Due to this, the farmers who were completely relying on tank irrigation for the cultivation of crops have left agriculture or kept the land fallow. Surprisingly, even in years with good rainfall, the area irrigated by tanks has not increased in Tami Nadu. The same trend is seen in other States too.

The urban agglomeration witnessed from the 1990s has severely impacted SWBs, turning many of them into dumping grounds. The Standing Committee on Water Resources (2012-13) underlined in its 16th report that most of the water bodies in the country were encroached upon by State agencies themselves.

The civic body at large remains silent when encroachments of water bodies happen under its very nose. Besides reducing the water storage capacity of the SWBs, the continuously increasing encroachments also lead to widespread flooding during the monsoon season.

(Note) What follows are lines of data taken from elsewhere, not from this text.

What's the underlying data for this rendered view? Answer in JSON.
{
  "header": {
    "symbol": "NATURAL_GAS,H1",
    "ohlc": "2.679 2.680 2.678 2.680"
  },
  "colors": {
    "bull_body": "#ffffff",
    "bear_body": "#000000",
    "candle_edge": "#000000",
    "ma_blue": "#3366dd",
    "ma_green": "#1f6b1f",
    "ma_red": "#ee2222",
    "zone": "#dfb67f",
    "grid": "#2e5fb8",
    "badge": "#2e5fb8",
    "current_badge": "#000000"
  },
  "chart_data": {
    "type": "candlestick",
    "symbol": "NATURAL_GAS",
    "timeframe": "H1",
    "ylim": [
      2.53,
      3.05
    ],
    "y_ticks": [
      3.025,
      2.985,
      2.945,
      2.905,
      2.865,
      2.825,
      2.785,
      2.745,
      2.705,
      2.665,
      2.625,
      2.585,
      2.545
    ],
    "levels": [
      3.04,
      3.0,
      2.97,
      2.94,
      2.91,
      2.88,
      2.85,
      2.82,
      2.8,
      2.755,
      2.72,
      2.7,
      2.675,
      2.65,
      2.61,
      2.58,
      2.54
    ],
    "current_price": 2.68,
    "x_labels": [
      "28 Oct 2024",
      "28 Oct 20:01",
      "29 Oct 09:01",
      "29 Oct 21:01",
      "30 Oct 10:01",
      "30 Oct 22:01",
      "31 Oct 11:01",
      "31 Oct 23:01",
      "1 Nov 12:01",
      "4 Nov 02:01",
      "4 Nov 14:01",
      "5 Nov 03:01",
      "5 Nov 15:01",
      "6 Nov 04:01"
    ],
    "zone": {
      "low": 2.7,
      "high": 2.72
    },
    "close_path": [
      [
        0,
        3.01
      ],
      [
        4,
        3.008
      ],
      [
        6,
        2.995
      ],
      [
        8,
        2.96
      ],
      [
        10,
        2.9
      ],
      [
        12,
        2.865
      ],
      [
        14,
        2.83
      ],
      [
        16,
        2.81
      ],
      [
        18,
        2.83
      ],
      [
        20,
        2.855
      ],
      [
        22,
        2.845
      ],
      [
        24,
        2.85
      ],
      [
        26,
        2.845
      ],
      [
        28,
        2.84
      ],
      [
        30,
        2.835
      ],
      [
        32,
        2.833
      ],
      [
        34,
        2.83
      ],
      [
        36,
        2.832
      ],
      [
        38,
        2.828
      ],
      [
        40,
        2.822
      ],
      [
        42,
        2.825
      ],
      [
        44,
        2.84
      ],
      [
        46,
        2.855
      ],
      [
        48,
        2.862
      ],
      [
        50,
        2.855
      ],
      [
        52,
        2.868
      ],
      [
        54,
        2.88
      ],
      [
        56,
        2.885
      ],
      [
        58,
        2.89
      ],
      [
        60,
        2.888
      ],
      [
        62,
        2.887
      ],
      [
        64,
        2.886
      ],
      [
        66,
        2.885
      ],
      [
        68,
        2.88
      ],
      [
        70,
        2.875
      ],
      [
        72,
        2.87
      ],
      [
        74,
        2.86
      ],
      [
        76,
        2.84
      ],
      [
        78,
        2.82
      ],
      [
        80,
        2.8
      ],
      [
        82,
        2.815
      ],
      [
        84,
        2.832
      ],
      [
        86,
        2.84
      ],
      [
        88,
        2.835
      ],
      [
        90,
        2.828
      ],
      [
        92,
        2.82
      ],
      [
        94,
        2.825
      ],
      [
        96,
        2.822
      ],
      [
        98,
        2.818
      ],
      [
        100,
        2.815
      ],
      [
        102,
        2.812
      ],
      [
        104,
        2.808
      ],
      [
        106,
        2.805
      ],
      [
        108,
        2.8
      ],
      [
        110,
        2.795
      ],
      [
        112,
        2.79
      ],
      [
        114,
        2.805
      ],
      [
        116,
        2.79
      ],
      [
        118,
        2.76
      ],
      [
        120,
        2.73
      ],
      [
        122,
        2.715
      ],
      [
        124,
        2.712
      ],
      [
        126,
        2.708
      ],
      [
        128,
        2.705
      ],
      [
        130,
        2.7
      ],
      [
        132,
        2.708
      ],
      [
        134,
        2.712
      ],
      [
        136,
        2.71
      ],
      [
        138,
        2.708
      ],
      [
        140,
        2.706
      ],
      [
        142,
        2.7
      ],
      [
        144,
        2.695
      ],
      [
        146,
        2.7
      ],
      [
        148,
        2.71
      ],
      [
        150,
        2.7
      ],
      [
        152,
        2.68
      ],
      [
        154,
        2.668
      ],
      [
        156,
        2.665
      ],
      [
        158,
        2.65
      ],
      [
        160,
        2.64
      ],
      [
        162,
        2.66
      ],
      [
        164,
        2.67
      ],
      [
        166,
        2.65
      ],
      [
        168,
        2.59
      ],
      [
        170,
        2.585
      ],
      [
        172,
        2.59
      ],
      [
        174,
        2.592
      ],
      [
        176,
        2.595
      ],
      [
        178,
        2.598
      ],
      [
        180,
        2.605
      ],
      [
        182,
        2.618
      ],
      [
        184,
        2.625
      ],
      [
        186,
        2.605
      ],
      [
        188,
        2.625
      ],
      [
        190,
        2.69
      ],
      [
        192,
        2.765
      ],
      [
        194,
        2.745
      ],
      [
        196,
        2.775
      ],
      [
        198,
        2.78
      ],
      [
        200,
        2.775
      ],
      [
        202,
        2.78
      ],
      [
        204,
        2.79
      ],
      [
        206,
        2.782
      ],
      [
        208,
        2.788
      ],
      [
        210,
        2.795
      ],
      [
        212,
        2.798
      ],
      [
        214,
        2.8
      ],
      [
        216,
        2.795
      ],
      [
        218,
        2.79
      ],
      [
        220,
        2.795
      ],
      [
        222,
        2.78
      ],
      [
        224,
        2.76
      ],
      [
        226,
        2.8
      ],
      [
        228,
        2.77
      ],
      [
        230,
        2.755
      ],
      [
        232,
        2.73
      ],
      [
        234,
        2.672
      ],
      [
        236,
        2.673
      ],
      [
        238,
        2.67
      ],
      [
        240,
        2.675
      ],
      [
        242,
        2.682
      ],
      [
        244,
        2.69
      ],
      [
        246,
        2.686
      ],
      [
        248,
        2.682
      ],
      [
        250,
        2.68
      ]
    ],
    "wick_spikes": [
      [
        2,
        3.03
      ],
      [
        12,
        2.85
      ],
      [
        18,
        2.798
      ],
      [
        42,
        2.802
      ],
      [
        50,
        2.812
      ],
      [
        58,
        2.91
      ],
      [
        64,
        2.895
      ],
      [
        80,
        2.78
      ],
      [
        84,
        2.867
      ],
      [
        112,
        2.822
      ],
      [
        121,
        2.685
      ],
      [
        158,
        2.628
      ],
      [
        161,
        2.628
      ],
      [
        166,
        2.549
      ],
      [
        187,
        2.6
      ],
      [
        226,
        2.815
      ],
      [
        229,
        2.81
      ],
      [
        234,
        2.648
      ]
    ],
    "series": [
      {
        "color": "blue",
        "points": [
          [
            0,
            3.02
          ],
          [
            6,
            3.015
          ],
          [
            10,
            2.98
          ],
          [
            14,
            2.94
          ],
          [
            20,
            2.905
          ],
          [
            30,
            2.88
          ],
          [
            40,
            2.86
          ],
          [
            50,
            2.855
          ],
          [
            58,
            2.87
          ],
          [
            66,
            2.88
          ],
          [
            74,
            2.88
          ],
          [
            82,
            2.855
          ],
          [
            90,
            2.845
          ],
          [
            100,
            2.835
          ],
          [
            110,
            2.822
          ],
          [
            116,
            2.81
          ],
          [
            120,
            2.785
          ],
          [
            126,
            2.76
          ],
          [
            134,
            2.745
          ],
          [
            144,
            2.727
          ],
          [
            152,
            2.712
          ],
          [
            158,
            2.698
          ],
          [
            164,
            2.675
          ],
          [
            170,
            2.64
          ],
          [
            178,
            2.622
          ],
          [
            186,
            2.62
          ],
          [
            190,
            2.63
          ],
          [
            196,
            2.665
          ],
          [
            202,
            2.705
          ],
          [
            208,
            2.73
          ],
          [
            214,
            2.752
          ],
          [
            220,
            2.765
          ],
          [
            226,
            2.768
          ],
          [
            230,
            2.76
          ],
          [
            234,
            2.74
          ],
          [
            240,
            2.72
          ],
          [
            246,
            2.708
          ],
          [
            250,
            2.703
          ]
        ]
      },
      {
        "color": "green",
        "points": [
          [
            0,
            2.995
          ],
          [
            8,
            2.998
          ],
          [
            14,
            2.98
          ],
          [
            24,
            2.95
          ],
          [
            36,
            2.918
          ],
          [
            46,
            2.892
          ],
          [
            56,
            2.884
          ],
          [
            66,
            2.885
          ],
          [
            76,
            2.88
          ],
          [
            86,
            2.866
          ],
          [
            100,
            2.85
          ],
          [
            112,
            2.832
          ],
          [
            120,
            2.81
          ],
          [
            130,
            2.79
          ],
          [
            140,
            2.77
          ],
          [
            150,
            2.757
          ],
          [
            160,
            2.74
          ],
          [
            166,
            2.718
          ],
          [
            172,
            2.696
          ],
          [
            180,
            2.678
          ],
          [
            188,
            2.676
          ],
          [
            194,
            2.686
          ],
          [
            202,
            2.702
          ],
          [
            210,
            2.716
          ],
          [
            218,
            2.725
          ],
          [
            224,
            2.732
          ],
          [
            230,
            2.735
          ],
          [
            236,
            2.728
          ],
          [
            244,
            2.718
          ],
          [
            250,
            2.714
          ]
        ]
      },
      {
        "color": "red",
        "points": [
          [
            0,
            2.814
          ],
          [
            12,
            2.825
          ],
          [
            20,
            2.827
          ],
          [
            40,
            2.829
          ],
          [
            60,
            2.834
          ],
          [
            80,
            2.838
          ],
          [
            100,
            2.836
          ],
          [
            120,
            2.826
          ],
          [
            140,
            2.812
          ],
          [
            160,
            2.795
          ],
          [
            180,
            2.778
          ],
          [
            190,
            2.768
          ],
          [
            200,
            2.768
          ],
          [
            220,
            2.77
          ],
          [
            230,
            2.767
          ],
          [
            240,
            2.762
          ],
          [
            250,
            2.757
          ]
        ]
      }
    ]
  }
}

The 5th Minor Irrigation Census, published in 2017 by the Ministry of Water Resources, underlines that the number of surface minor irrigation schemes has declined from 6,01,000 in 2006-07 to 5,92,000 in 2013-14; reduction in the number of SWBs is observed in most States (Chart 2). According to the Standing Committee on Water Resources (2012-13), about one million hectares of irrigation potential was lost due to encroachment and other reasons.

Looking ahead

Policymakers must understand that if SWBs continue to be neglected, the recharge mechanism of wells will collapse. In such a case, even wells will not have water. Already, there is a warning signal from the Central Groundwater Board which tells that the number of blocks classified as over-exploited/critical/semi-critical has increased from 1,645 in 2004 to 2,538 in 2020.

All these indicate that the small water bodies need to be repaired, restored and renovated. First of all, considering the ever-increasing encroachments, strong legislation should urgently be enacted to make encroachment on water bodies a cognisable offence.

Following the judgment of September 6, 2014, by the Madras High Court Madurai Bench, approval for the layout or building plan on lands located on SWBs should not be given.

Understanding the dying state of SWBs, a separate Ministry for Small Water Bodies should be created with adequate funding to conduct periodic repair and rehabilitation works. Without the participation of farmers who are the main beneficiaries of SWBs, it is difficult to improve the performance of these age-old oases.

Therefore, farmers must voluntarily come forward to set up a tank users’ organisation and undertake the repairing of SWBs, as followed earlier under the age-old Kudimaramathu system. Since corporates are increasingly using water for various purposes, they should be asked to repair and renovate SWBs under the ambit of corporate social responsibility. If swift actions are not taken to save SWBs, they will slowly disappear and the water woes will aggravate.

The writer is former full-time Member (Official), Commission for Agricultural Costs and Prices, New Delhi. The views are personal